“It’s comforting to believe these things about your rival of course, but they are not true,” he said. “There is no gap between regime and Russian goals: the restoration of regime sovereignty over Syria. Idlib is no exception to this and has never been. Of course, it’s possible that Turkey and Russia and the regime will strike a deal and hand Idlib over to Assad without a fight, in which case Russian support becomes moot.”
The Turkish position
Turkish President Recep Tayyip Erdogan is working with the Russians and Iranians to defuse the situation. Turkey, which abuts Idlib and already hosts 3.5 million refugees, has said it will not open its borders to accept more refugees.
Turkey is in an extremely difficult position in Syria in general, and Idlib in particular, said Itani.
“The growing PKK/PYD threat along its border facilitated by the US-Kurdish alliance has forced it to abandon its original anti-Assad goals and focus on containing Kurdish expansion,” said Itani referring to the Kurdish groups—the Kurdistan Workers' Party (PKK) and the Democratic Union Party (PYD). “To do that it’s had to use military force in Syrian territory, which in turn requires Russian approval,” he said.
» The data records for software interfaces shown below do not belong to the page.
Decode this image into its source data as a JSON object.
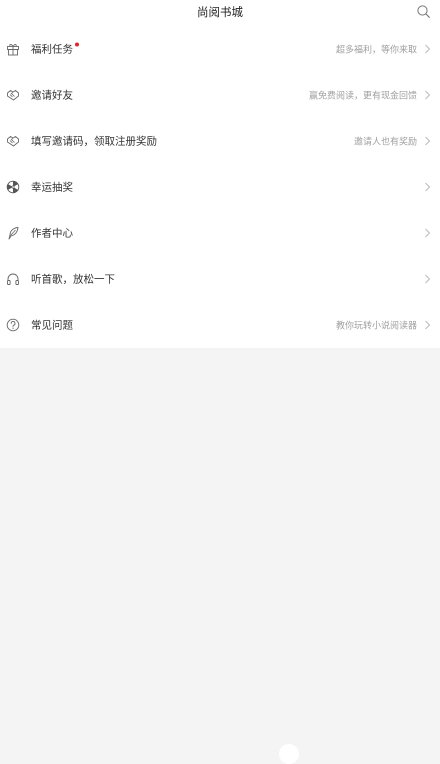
{
  "header": {
    "title": "尚阅书城",
    "search_icon": "search-icon"
  },
  "menu": {
    "items": [
      {
        "icon": "gift-icon",
        "label": "福利任务",
        "subtitle": "超多福利，等你来取",
        "has_red_dot": true
      },
      {
        "icon": "handshake-icon",
        "label": "邀请好友",
        "subtitle": "赢免费阅读，更有现金回馈",
        "has_red_dot": false
      },
      {
        "icon": "handshake-icon",
        "label": "填写邀请码，领取注册奖励",
        "subtitle": "邀请人也有奖励",
        "has_red_dot": false
      },
      {
        "icon": "lucky-wheel-icon",
        "label": "幸运抽奖",
        "subtitle": "",
        "has_red_dot": false
      },
      {
        "icon": "quill-pen-icon",
        "label": "作者中心",
        "subtitle": "",
        "has_red_dot": false
      },
      {
        "icon": "headphones-icon",
        "label": "听首歌，放松一下",
        "subtitle": "",
        "has_red_dot": false
      },
      {
        "icon": "question-circle-icon",
        "label": "常见问题",
        "subtitle": "教你玩转小说阅读器",
        "has_red_dot": false
      }
    ]
  },
  "colors": {
    "background": "#f4f4f4",
    "surface": "#ffffff",
    "text_primary": "#333333",
    "text_secondary": "#a0a0a0",
    "badge_red": "#e0262b"
  }
}
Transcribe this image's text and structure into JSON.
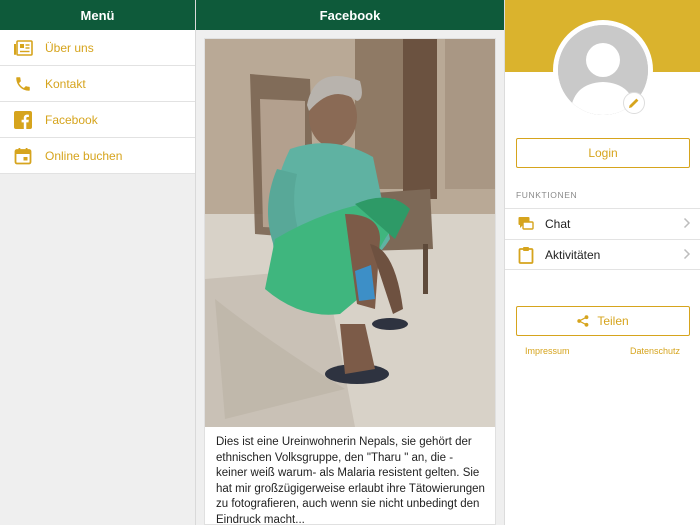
{
  "left": {
    "title": "Menü",
    "items": [
      {
        "label": "Über uns",
        "icon": "newspaper-icon"
      },
      {
        "label": "Kontakt",
        "icon": "phone-icon"
      },
      {
        "label": "Facebook",
        "icon": "facebook-icon"
      },
      {
        "label": "Online buchen",
        "icon": "calendar-icon"
      }
    ]
  },
  "mid": {
    "title": "Facebook",
    "post": {
      "text": "Dies ist eine Ureinwohnerin Nepals, sie gehört der ethnischen Volksgruppe, den \"Tharu \" an, die - keiner weiß warum- als Malaria resistent gelten. Sie hat mir großzügigerweise erlaubt ihre Tätowierungen zu fotografieren, auch wenn sie nicht unbedingt den Eindruck macht..."
    }
  },
  "right": {
    "login_label": "Login",
    "section_title": "FUNKTIONEN",
    "functions": [
      {
        "label": "Chat",
        "icon": "chat-icon"
      },
      {
        "label": "Aktivitäten",
        "icon": "clipboard-icon"
      }
    ],
    "share_label": "Teilen",
    "impressum": "Impressum",
    "datenschutz": "Datenschutz"
  },
  "colors": {
    "header_green": "#0e5a3a",
    "accent_gold": "#d6a41d",
    "profile_gold": "#dab32d"
  }
}
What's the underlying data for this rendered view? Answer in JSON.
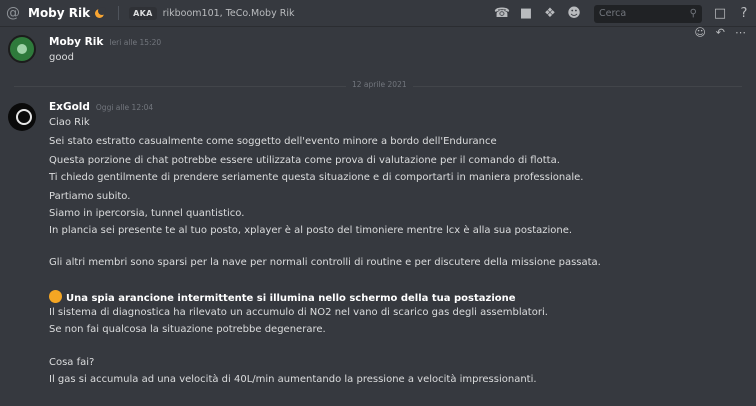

“Turkey has proxy militant assets in Idlib, but it can’t afford to stand in Russia’s way just to keep a patch of Syrian territory from falling into regime hands. It doesn’t have that luxury. At the same time, it knows that a regime offensive would displace refugees in Idlib, potentially into Turkey itself which the latter cannot afford. It’s best bet is to negotiate a regime takeover of Idlib with limited violence, and the transfer of refugees to Syrian territory held by Turkey elsewhere,” Itani explained.
Staffan de Mistura, the United Nations’ envoy to Syria, warned of “a perfect storm coming up in front of our eyes” if the Assad regime goes ahead with its threatened offensive on Idlib. He has called for humanitarian corridors to be set up to allow civilians to evacuate.
“I don’t think there’s an ‘if’ here—Idlib will fall,” said Itani. “In theory, civilians could go anywhere in Syria, or into Turkey. But I don’t think Assad will want them flowing into ‘cleansed’ regime territory.”
“Since Turkey already occupy substantial territory in Syria that I don’t believe it will give up soon, in areas adjacent to Idlib that include the Olive Branch and Euphrates shield territories. These areas are not well-placed to receive a huge influx of refugees, but that may matter less to Turkey (and the regime) than the need to keep them out of their respective core territories,” he added.
Follow Faysal Itani on Twitter @faysalitani.
Ashish Kumar Sen is deputy director of communications, editorial, at the Atlantic Council. Follow him on Twitter @AshishSen.